Task directions - Among the entries below, tally the lines that include "this", and give the number alone.

Data records for software interfaces -
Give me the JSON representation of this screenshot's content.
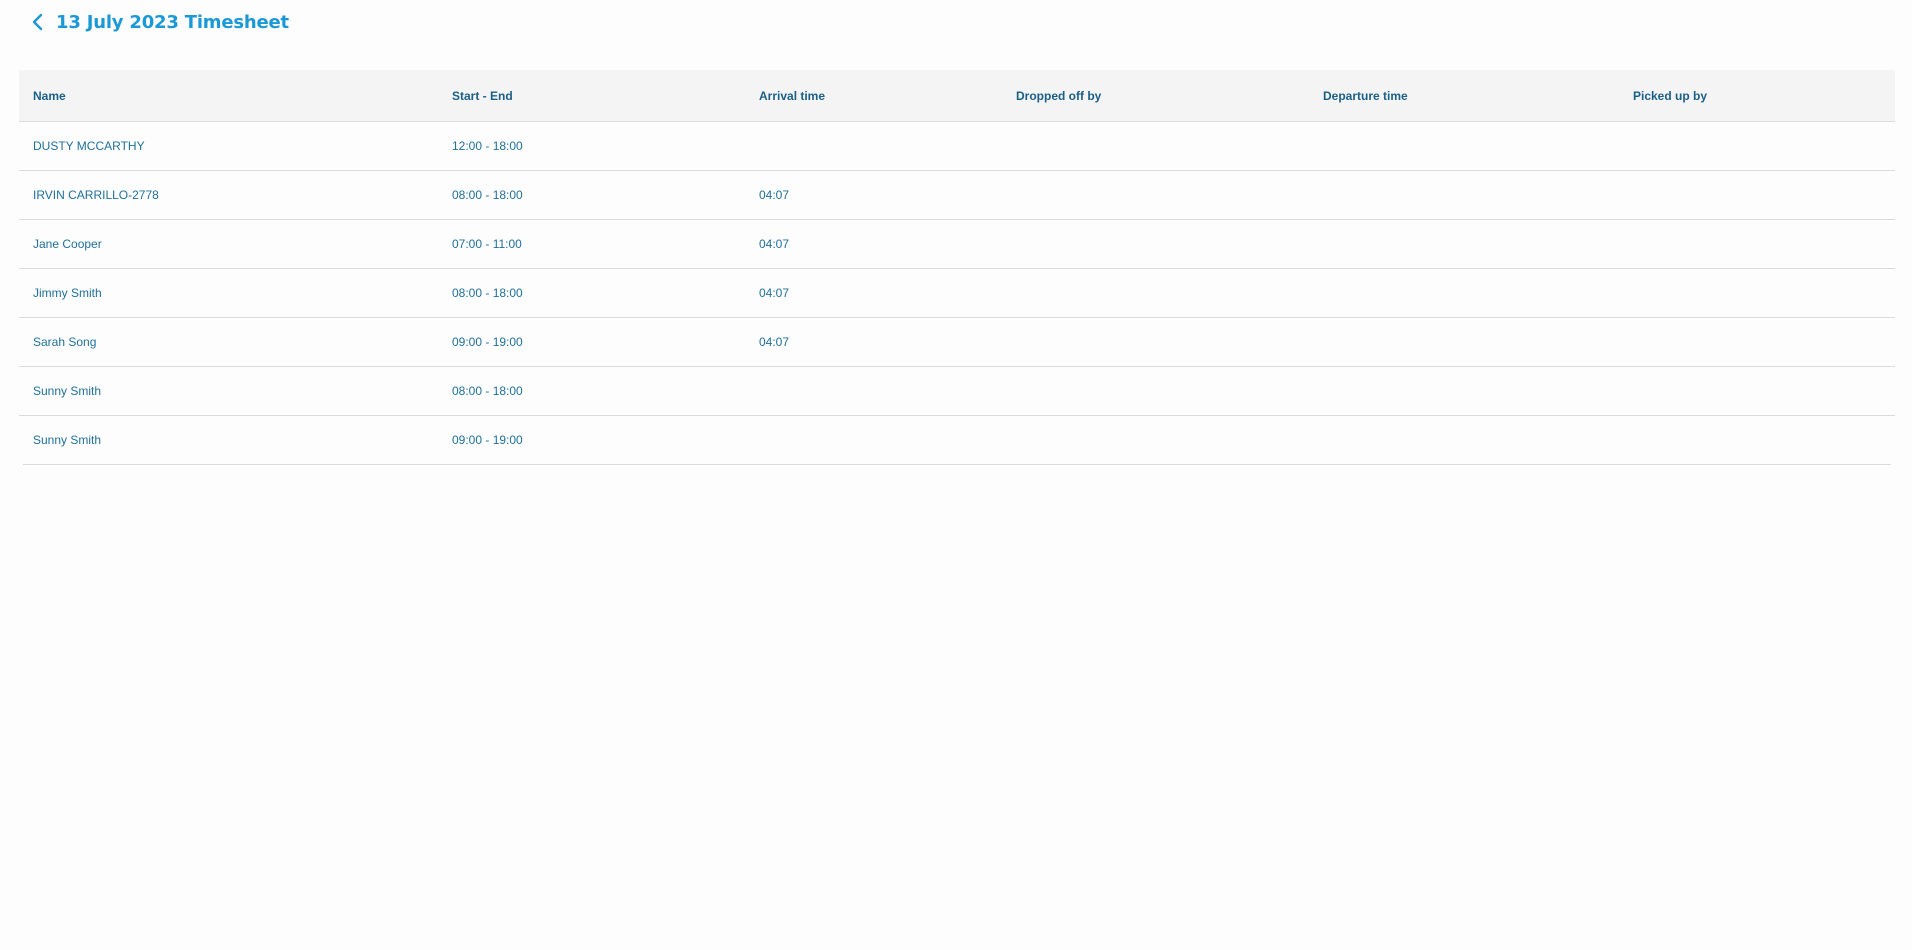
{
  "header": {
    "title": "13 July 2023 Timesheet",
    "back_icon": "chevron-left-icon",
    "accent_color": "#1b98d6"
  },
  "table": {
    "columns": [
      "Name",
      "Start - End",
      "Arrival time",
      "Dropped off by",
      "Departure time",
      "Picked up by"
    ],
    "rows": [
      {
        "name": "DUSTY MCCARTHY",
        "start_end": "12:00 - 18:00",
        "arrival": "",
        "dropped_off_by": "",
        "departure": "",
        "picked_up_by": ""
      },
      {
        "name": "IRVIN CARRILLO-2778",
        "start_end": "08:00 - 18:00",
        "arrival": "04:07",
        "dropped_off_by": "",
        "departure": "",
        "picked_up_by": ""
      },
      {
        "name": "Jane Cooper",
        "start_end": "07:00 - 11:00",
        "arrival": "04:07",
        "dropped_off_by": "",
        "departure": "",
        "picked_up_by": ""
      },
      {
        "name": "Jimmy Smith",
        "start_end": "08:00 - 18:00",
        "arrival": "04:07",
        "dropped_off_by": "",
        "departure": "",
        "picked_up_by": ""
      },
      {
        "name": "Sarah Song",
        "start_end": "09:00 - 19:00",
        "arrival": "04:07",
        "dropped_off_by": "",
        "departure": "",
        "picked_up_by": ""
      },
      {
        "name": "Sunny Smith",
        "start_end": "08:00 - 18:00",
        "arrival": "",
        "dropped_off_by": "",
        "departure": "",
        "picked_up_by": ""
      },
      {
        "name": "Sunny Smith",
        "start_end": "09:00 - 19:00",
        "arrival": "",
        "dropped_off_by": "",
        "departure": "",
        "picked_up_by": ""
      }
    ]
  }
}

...

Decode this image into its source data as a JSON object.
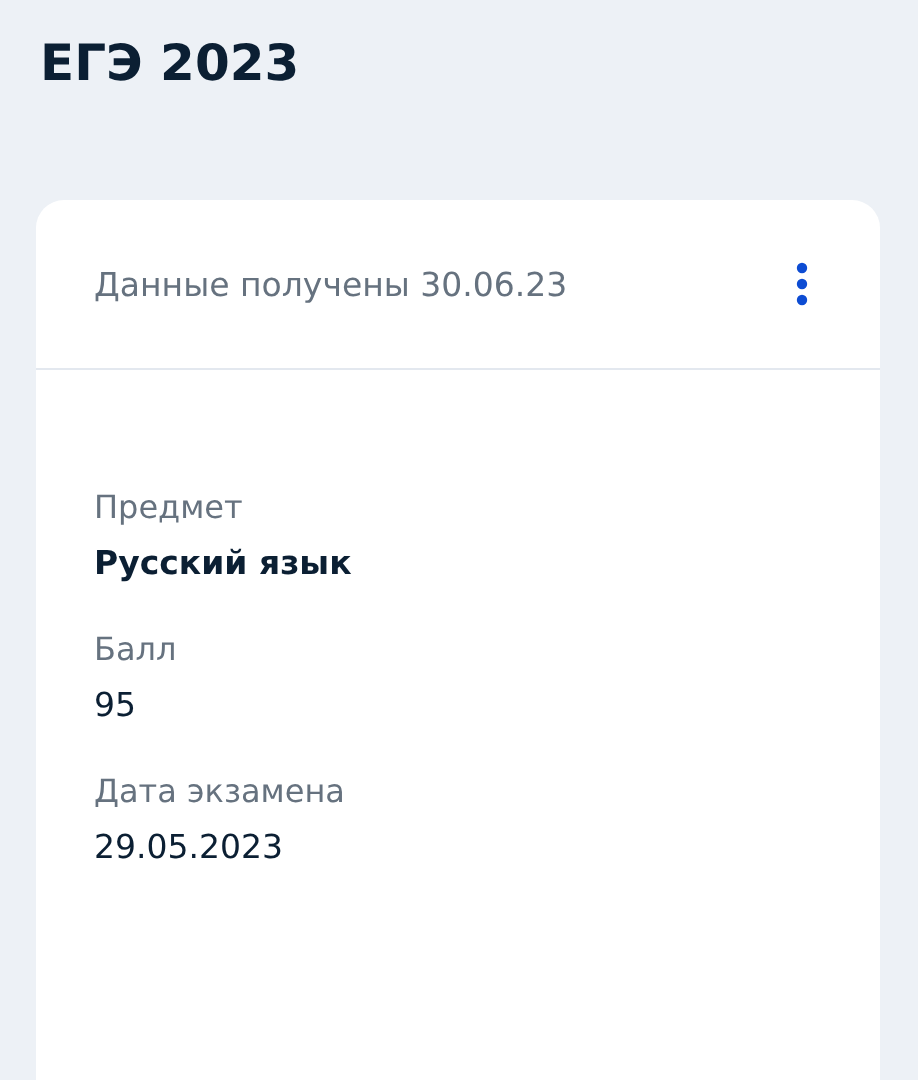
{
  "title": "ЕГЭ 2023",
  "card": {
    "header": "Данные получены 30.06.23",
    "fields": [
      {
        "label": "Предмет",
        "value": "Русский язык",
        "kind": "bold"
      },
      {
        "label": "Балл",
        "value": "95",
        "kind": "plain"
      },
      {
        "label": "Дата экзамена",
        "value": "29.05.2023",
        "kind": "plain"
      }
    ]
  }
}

Completed exercise - 2